It is still worth bringing out the onions for a sunning occasionally when conditions allow, because however dry they appear when stored, often moisture appears from somewhere and it's best to keep them dry to avoid them rotting. The very action of getting them out is a reminder to check for ones that are going bad, this usually occurs near the root, so they can be discarded, or if not too far gone, used, before they spoil the rest. It’s worth treating this as a reminder to check the potatoes too. A cursory sniff will soon reveal any bad ones, the smell is not a pretty sight. A quick rummage round is a good idea, which is why I don’t overfill the sacks.
By now carrots start to become damaged by slugs and such, so I dig them out and use them. I have never been bothered to store them properly in sand as the experts tell us. “Cut the leaves to about 1½cm and lay in sand in a box so the carrots do not touch.” If I can find some sand I might give it a try one year. Thanks to a Gardening website I lost my wonderful crop of carrots to the dreaded carrot fly a few years back. I erected a barrier, about 24 inches high, as recommended by the website (70cm), thinking that this approach would be more natural as it would allow other insects into the carrot bed. Common sense said this barrier was not high enough, and common sense is right. All my beautiful carrots ruined, their insides tunnelled down and the exteriors bearing the tell tale black rings. Still, one of the great things about growing vegetables is that we can always turn one year's failures into next year's successes. I returned to covering them with mesh and, although my first sowing was slow to germinate and I had to resow them, crops have been very good. They are so sweet and tasty, especially if scraped (when younger scrubbed) and scattered onto the top of a chicken tagine, cassoulet or any dish cooked slowly in the oven. More recently and this year was a case in point, the gastropods have developed a taste for them and I am trying out all manner of non chemical deterrents.

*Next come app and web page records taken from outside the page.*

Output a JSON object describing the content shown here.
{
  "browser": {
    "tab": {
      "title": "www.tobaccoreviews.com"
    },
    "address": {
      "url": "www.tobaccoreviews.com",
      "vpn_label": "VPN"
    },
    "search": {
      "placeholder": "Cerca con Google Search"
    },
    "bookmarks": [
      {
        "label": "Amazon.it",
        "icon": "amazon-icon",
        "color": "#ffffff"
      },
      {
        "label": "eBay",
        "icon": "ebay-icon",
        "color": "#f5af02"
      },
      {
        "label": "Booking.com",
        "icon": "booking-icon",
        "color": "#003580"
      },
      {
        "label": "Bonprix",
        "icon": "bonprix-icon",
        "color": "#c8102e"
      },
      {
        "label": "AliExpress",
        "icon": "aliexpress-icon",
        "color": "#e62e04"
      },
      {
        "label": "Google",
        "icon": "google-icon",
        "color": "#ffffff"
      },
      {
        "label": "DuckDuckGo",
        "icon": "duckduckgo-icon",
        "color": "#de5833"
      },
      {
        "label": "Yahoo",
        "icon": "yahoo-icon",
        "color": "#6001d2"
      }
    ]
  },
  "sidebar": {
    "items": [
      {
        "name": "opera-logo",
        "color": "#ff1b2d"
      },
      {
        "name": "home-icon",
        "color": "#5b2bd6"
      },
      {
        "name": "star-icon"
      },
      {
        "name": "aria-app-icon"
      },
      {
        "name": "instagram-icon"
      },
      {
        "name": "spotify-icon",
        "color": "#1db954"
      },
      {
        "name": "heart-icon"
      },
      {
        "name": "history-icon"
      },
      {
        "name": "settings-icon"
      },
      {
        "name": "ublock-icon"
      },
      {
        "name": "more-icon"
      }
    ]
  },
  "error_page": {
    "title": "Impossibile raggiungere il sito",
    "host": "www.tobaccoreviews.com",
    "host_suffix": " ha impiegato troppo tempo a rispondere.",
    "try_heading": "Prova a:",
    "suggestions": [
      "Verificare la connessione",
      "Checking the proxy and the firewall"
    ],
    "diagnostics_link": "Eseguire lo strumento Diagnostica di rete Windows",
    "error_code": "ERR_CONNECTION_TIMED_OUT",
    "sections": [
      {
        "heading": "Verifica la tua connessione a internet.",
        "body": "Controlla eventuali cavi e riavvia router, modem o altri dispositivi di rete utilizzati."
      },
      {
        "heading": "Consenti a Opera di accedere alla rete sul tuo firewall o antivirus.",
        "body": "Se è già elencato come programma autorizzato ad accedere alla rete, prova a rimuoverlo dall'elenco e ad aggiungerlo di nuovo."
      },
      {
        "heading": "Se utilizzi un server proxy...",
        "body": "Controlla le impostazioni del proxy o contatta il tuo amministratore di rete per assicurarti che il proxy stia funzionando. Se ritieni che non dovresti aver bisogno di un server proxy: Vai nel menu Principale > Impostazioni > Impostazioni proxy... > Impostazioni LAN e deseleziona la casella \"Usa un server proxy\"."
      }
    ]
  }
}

Many gardeners recommend the planting of garlic this month, some suggest even earlier. Up to a point the earlier the better, for the longer the time available to establish strong roots before winter the stronger the plants will be to grow on in spring. I used to stick to the old adage of “plant on the shortest day harvest on the longest" because it takes away the guesswork of when it’s ready. If you don’t actually forget about it you end up thinking like chicken on a barbecue, is it ready, is it ready? Leave it for a bit longer and the chicken ends up dried out. Leave the garlic and it starts to sprout and grow again. Still if you are really organized get the garlic in now. I wouldn’t put it in the bed where next year’s onions will be for the strong root system can help white rot to generate in spring and pass the infection on to your infant onion crop. For this reason I have started to plant the garlic in spring.